POSTED: 01:30 a.m. HST, Sep 25, 2010
As a 12-year-old boy growing up in Georgia, William T. Randall despised the Japanese for attacking Pearl Harbor. But when Mahatma Gandhi won independence for India through nonviolent protest two years later, his view started to change.
Randall, a retired minister and professor, will be among the speakers next Saturday for Gandhi's birthday and the International Day of Nonviolence.
The program is being organized by Raj Kumar, founder and president of Gandhi International Institute for Peace, based in Honolulu, and the Indian-American Friendship Council.
Festivities include a devotional invocation, spiritual chanting, multicultural dances, meditation and music by the Royal Hawaiian Band. State Sen. Brickwood Galuteria (D, Downtown-Waikiki) will be the keynote speaker. Kumar suggests that people wear white, comfortable attire.
Randall says he was profoundly influenced by Mohandas Gandhi, assassinated in 1948 after leading India to independence after two centuries of British rule. Gandhi, known as mahatma or "saint," pioneered the concept of "satyagraha" -- resistance to tyranny through peaceful noncooperation.
Randall will speak on how his views on the use of violence changed since he was taught as a youngster to hate wartime foes.
As a Christian missionary in Japan, he said, he developed respect for and an understanding of its people.
"I learned very acutely that to harbor revenge would only divide and separate," he said.
Randall spent 10 years there on assignment but stayed on for the next 30 as a professor and minister of Futenma Baptist Church in Okinawa. In 2000 he published "Social Justice Through Nonviolence in the 20th Century," a book about Gandhi and the Rev. Martin Luther King.
Gandhi believed "nonviolence needs more courage than violence," says Kumar. "He advised people not to fight in the name of God and religion. He emphasized that God does not belong to one society, religion or nation. God dwells in the heart of all human beings. Gandhi said, If you wish to see change in the world, change yourself. When we change, the world changes."

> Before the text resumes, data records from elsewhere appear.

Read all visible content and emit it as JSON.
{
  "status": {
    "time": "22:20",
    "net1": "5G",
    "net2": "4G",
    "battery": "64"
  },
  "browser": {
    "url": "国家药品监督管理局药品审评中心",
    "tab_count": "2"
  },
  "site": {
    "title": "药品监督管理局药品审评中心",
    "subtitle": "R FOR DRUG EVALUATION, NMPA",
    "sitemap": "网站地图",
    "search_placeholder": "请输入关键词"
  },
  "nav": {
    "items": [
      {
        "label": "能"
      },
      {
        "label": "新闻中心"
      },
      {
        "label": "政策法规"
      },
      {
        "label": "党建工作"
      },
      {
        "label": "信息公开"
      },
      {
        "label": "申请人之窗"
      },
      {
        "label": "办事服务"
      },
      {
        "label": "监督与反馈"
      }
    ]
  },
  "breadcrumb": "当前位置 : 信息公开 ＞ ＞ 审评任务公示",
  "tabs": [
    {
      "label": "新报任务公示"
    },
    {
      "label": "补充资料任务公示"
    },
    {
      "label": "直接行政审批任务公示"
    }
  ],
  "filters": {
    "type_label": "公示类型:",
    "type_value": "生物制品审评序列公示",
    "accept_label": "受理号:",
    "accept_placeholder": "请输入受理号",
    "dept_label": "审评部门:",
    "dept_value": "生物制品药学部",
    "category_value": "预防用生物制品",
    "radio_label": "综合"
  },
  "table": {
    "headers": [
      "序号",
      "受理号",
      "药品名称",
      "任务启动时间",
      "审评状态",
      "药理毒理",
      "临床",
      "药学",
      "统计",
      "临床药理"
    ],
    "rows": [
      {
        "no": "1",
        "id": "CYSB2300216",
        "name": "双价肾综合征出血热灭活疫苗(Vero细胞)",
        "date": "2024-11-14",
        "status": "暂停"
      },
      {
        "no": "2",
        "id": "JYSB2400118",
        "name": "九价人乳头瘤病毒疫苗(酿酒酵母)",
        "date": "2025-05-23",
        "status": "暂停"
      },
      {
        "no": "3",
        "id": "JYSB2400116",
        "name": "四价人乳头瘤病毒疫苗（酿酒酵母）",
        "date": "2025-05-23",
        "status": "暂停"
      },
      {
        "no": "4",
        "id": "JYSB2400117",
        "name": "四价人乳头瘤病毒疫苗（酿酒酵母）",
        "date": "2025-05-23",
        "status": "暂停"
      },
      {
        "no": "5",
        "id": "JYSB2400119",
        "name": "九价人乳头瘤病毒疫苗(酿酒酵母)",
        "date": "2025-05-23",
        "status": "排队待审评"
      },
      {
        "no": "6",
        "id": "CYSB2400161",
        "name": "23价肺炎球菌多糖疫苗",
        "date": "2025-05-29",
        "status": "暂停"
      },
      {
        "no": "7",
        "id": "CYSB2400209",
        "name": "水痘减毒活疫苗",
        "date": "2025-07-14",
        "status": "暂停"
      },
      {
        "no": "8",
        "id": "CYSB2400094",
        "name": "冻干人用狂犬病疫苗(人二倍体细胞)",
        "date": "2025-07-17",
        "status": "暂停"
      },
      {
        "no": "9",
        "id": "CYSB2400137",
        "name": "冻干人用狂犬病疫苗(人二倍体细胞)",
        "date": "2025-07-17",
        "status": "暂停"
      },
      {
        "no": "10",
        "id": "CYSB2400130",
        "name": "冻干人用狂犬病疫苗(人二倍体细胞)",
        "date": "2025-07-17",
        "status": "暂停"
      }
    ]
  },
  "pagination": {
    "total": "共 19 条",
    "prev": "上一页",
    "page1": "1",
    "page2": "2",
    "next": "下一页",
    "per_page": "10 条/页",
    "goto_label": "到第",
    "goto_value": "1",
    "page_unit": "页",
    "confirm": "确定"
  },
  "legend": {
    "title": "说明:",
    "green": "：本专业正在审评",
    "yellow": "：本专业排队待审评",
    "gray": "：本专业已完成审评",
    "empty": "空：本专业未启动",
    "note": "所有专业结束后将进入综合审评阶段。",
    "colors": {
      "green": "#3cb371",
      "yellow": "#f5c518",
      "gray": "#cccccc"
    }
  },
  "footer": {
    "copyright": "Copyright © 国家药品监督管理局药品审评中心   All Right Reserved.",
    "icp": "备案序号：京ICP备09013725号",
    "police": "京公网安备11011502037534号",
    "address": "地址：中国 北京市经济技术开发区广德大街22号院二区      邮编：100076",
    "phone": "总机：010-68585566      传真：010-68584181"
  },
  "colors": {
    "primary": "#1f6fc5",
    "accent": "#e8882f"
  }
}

Among other speakers will be Haaheo Guanson, president of the Pacific Peace and Justice Reconciliation Center.
Guanson, who teaches a class at the University of Hawaii at Manoa comparing Gandhi, King and Queen Liliuokalani, says Gandhi and Liliuokalani were "both powerful peacemakers" trying to create social change.
Liliuokalani believed in the virtues of love and forgiveness, expressed in her famous song "The Queen's Prayer," written while she was under house arrest, Guanson said.
Also speaking will be Peter Greenhill, an 'Iolani School teacher who formed the 'Iolani Peace Institute.
Greenhill insists the path to peace is viable despite the world's many incendiary conflicts.
"We can rally people to a cause more quickly because of the Internet, though it can be argued that evil can be spread just as quickly," he says. "There is more understanding about what makes human beings behave. There are improvements to the environment, on racial issues and social programs. Education has advanced around the world. The United Nations continues to exist.
"I'm very hopeful," he says. "We've got the tools to get it done."
The community is invited to the International Day of Nonviolence celebration from 10 a.m. to noon next Saturday near the Mahatma Gandhi statue outside the Honolulu Zoo in Waikiki. E-mail Raj Kumar at firstname.lastname@example.org or visit www.gandhianpeace.com.